Scholars say criticism of fields such as gender studies and race theory is leading to self-censorship
Academic freedom is eroding in Denmark, according to scholars who described how humanities researchers have been withdrawing from public debate in response to attacks from politicians and the public.
The culture wars being waged by extremist populist politicians across the political spectrum and trolls is having a tangible impact on the degree to which academics are willing to make public comment on the big issues facing society. This is not an issue only in Denmark. We have included links to a large set of related reads.
The onslaught has been led by two politicians – Morten Messerschmidt, deputy chair of the far-right Danish People’s Party, and Henrik Dahl, a Liberal Alliance MP – who have described these disciplines as “pseudoscience” and “identity-political activism” and have said they are “displacing ordinary, worthwhile, academic fields of research”.
However, scholars suggested that this view was becoming more common among figures across the political spectrum and were particularly concerned that the minister for higher education and science, Ane Halsboe-Jørgensen, a Social Democrat, had not been more robust in her defence of the sector.

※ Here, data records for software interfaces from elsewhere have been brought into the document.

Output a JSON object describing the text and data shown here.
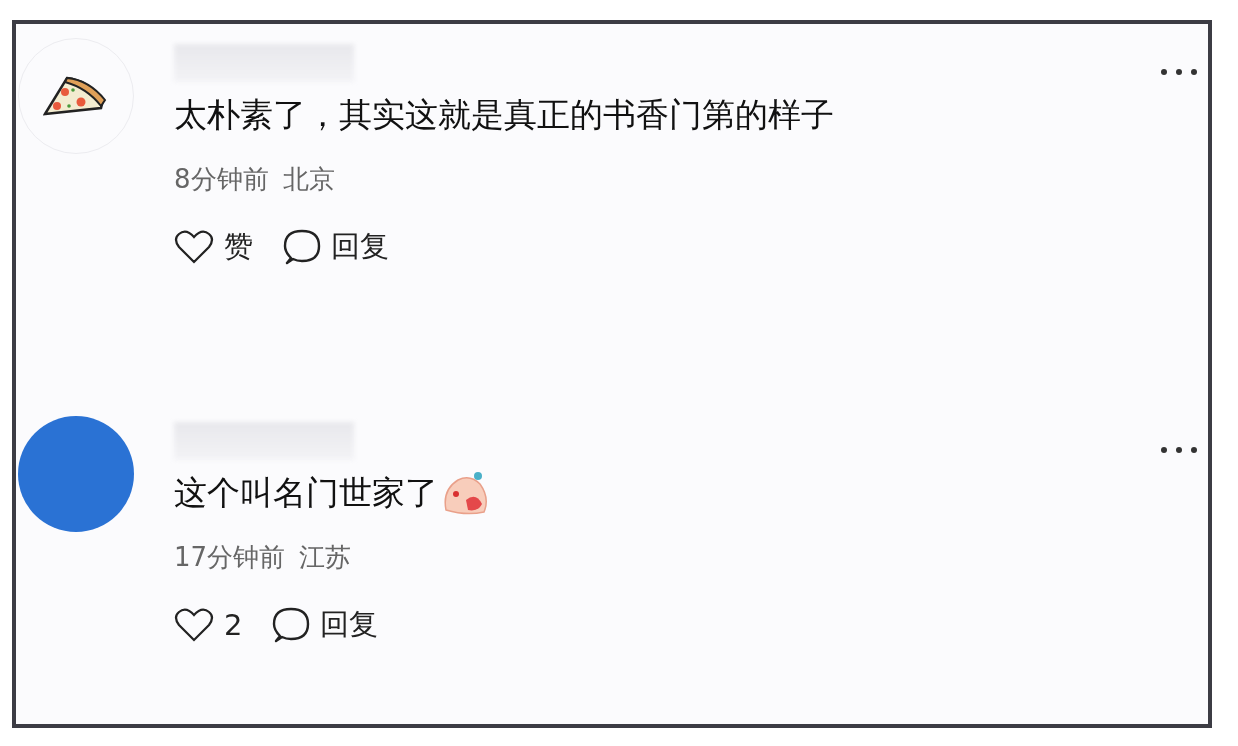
{
  "comments": [
    {
      "avatar": {
        "kind": "pizza"
      },
      "text": "太朴素了，其实这就是真正的书香门第的样子",
      "emoji": false,
      "time": "8分钟前",
      "location": "北京",
      "like": {
        "label": "赞"
      },
      "reply": {
        "label": "回复"
      }
    },
    {
      "avatar": {
        "kind": "plain",
        "color": "#2a72d4"
      },
      "text": "这个叫名门世家了",
      "emoji": true,
      "time": "17分钟前",
      "location": "江苏",
      "like": {
        "label": "2"
      },
      "reply": {
        "label": "回复"
      }
    }
  ]
}
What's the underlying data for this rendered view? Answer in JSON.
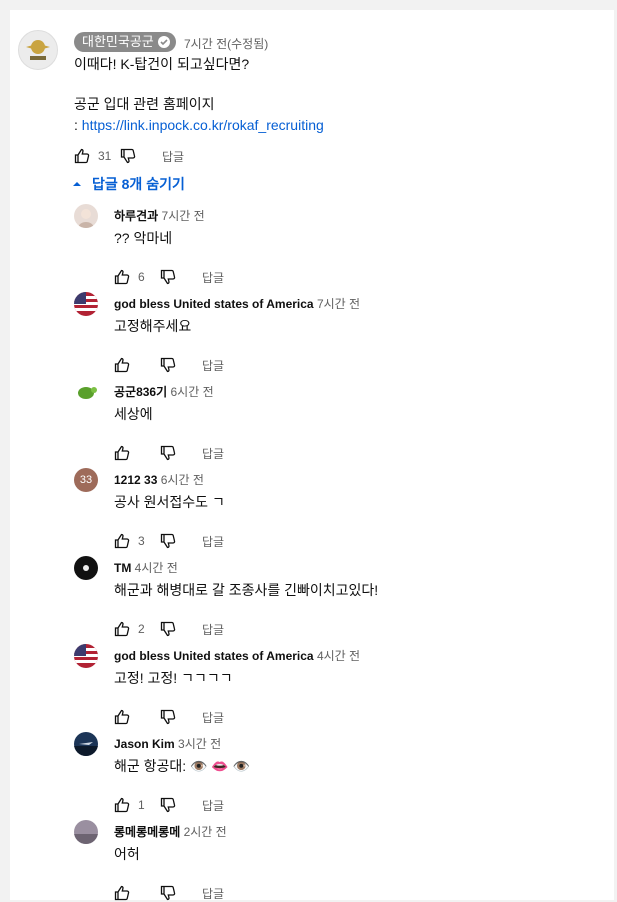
{
  "comment": {
    "author": "대한민국공군",
    "time": "7시간 전(수정됨)",
    "lines": [
      "이때다! K-탑건이 되고싶다면?",
      "공군 입대 관련 홈페이지"
    ],
    "link_prefix": ": ",
    "link_text": "https://link.inpock.co.kr/rokaf_recruiting",
    "likes": "31",
    "reply_label": "답글"
  },
  "replies_toggle": "답글 8개 숨기기",
  "replies": [
    {
      "author": "하루견과",
      "time": "7시간 전",
      "text": "?? 악마네",
      "likes": "6",
      "reply_label": "답글",
      "avatar": "photo"
    },
    {
      "author": "god bless United states of America",
      "time": "7시간 전",
      "text": "고정해주세요",
      "likes": "",
      "reply_label": "답글",
      "avatar": "flag"
    },
    {
      "author": "공군836기",
      "time": "6시간 전",
      "text": "세상에",
      "likes": "",
      "reply_label": "답글",
      "avatar": "turtle"
    },
    {
      "author": "1212 33",
      "time": "6시간 전",
      "text": "공사 원서접수도 ㄱ",
      "likes": "3",
      "reply_label": "답글",
      "avatar": "33"
    },
    {
      "author": "TM",
      "time": "4시간 전",
      "text": "해군과 해병대로 갈 조종사를 긴빠이치고있다!",
      "likes": "2",
      "reply_label": "답글",
      "avatar": "dark"
    },
    {
      "author": "god bless United states of America",
      "time": "4시간 전",
      "text": "고정! 고정! ㄱㄱㄱㄱ",
      "likes": "",
      "reply_label": "답글",
      "avatar": "flag"
    },
    {
      "author": "Jason Kim",
      "time": "3시간 전",
      "text": "해군 항공대: 👁️ 👄 👁️",
      "likes": "1",
      "reply_label": "답글",
      "avatar": "jet"
    },
    {
      "author": "롱메롱메롱메",
      "time": "2시간 전",
      "text": "어허",
      "likes": "",
      "reply_label": "답글",
      "avatar": "grey"
    }
  ],
  "colors": {
    "link": "#065fd4",
    "meta": "#606060",
    "chip": "#8a8a8a"
  }
}
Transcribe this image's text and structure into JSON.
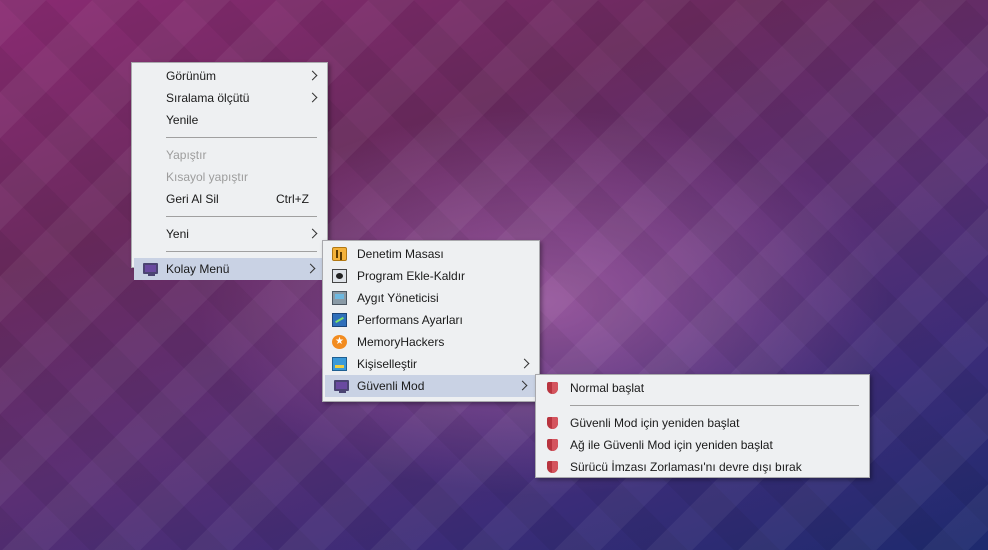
{
  "desktop_menu": {
    "items": [
      {
        "label": "Görünüm",
        "submenu": true
      },
      {
        "label": "Sıralama ölçütü",
        "submenu": true
      },
      {
        "label": "Yenile"
      },
      {
        "label": "Yapıştır",
        "disabled": true
      },
      {
        "label": "Kısayol yapıştır",
        "disabled": true
      },
      {
        "label": "Geri Al Sil",
        "shortcut": "Ctrl+Z"
      },
      {
        "label": "Yeni",
        "submenu": true
      },
      {
        "label": "Kolay Menü",
        "submenu": true,
        "icon": "monitor-icon",
        "active": true
      }
    ]
  },
  "kolay_menu": {
    "items": [
      {
        "label": "Denetim Masası",
        "icon": "control-panel-icon"
      },
      {
        "label": "Program Ekle-Kaldır",
        "icon": "program-icon"
      },
      {
        "label": "Aygıt Yöneticisi",
        "icon": "device-manager-icon"
      },
      {
        "label": "Performans Ayarları",
        "icon": "performance-icon"
      },
      {
        "label": "MemoryHackers",
        "icon": "star-icon",
        "glyph": "★"
      },
      {
        "label": "Kişiselleştir",
        "icon": "personalize-icon",
        "submenu": true
      },
      {
        "label": "Güvenli Mod",
        "icon": "monitor-icon",
        "submenu": true,
        "active": true
      }
    ]
  },
  "safe_mode_menu": {
    "items": [
      {
        "label": "Normal başlat",
        "icon": "shield-icon"
      },
      {
        "label": "Güvenli Mod için yeniden başlat",
        "icon": "shield-icon"
      },
      {
        "label": "Ağ ile Güvenli Mod için yeniden başlat",
        "icon": "shield-icon"
      },
      {
        "label": "Sürücü İmzası Zorlaması'nı devre dışı bırak",
        "icon": "shield-icon"
      }
    ]
  },
  "colors": {
    "menu_bg": "#eef0f2",
    "highlight": "#c9d2e4",
    "disabled_text": "#9d9d9d",
    "shield": "#b8343f"
  }
}
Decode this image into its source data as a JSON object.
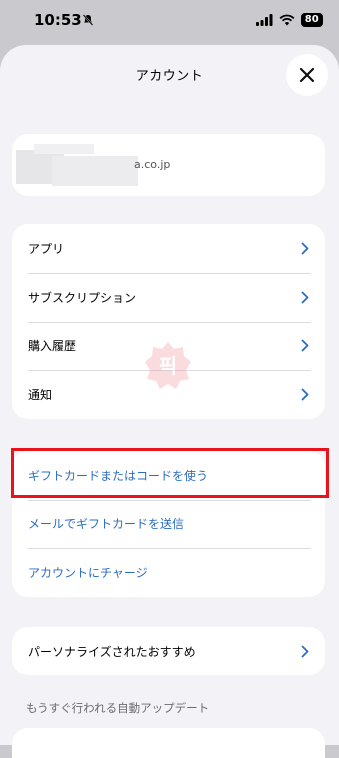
{
  "status": {
    "time": "10:53",
    "battery": "80"
  },
  "sheet": {
    "title": "アカウント"
  },
  "account": {
    "email_fragment": "a.co.jp"
  },
  "menu": {
    "items": [
      {
        "label": "アプリ"
      },
      {
        "label": "サブスクリプション"
      },
      {
        "label": "購入履歴"
      },
      {
        "label": "通知"
      }
    ]
  },
  "gift": {
    "items": [
      {
        "label": "ギフトカードまたはコードを使う"
      },
      {
        "label": "メールでギフトカードを送信"
      },
      {
        "label": "アカウントにチャージ"
      }
    ]
  },
  "preferences": {
    "label": "パーソナライズされたおすすめ"
  },
  "footer": {
    "label": "もうすぐ行われる自動アップデート"
  },
  "watermark": {
    "glyph": "픽"
  },
  "colors": {
    "link": "#2b6cc4",
    "highlight": "#e8141c",
    "background": "#f2f2f7"
  }
}
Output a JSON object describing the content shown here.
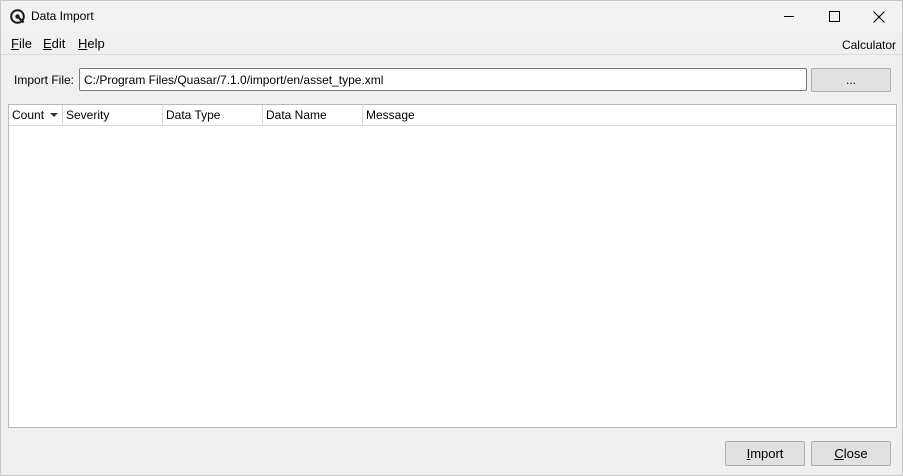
{
  "window": {
    "title": "Data Import",
    "controls": {
      "minimize_icon": "minimize-icon",
      "maximize_icon": "maximize-icon",
      "close_icon": "close-icon"
    }
  },
  "menu": {
    "file": {
      "accel": "F",
      "rest": "ile"
    },
    "edit": {
      "accel": "E",
      "rest": "dit"
    },
    "help": {
      "accel": "H",
      "rest": "elp"
    },
    "calculator": "Calculator"
  },
  "import": {
    "label": "Import File:",
    "value": "C:/Program Files/Quasar/7.1.0/import/en/asset_type.xml",
    "browse_label": "..."
  },
  "table": {
    "columns": [
      "Count",
      "Severity",
      "Data Type",
      "Data Name",
      "Message"
    ],
    "sorted_column": "Count",
    "rows": []
  },
  "footer": {
    "import": {
      "accel": "I",
      "rest": "mport"
    },
    "close": {
      "accel": "C",
      "rest": "lose"
    }
  },
  "colors": {
    "window_bg": "#f0f0f0",
    "table_bg": "#ffffff",
    "button_bg": "#e1e1e1"
  }
}
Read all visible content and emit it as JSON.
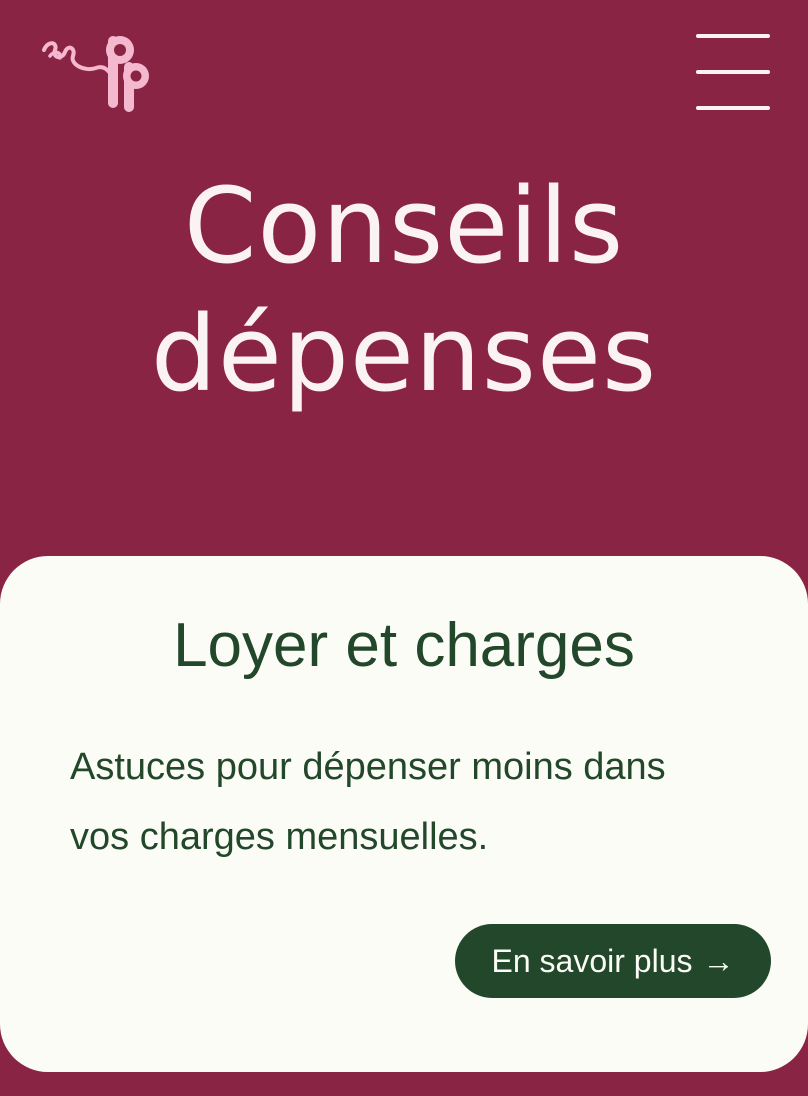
{
  "colors": {
    "background": "#8a2445",
    "hero_text": "#fbf2f4",
    "logo_pink": "#f4b8cf",
    "card_background": "#fbfcf6",
    "card_text": "#22472a",
    "button_background": "#22472a",
    "button_text": "#fbfcf6"
  },
  "header": {
    "logo_icon": "epp-logo-icon",
    "menu_icon": "hamburger-menu-icon"
  },
  "hero": {
    "title_line1": "Conseils",
    "title_line2": "dépenses"
  },
  "card": {
    "title": "Loyer et charges",
    "description": "Astuces pour dépenser moins dans vos charges mensuelles.",
    "button_label": "En savoir plus",
    "button_arrow": "→"
  }
}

After being questioned by Mr Messerschmidt in parliament, Ms Halsboe-Jørgensen wrote that politicians should not be “the judge of scientific method in individual research fields”. But it worried her, she continued, that certain fields “apparently have one single-track theoretical and activist approach to research”, adding that she would discuss the issue with university leaders.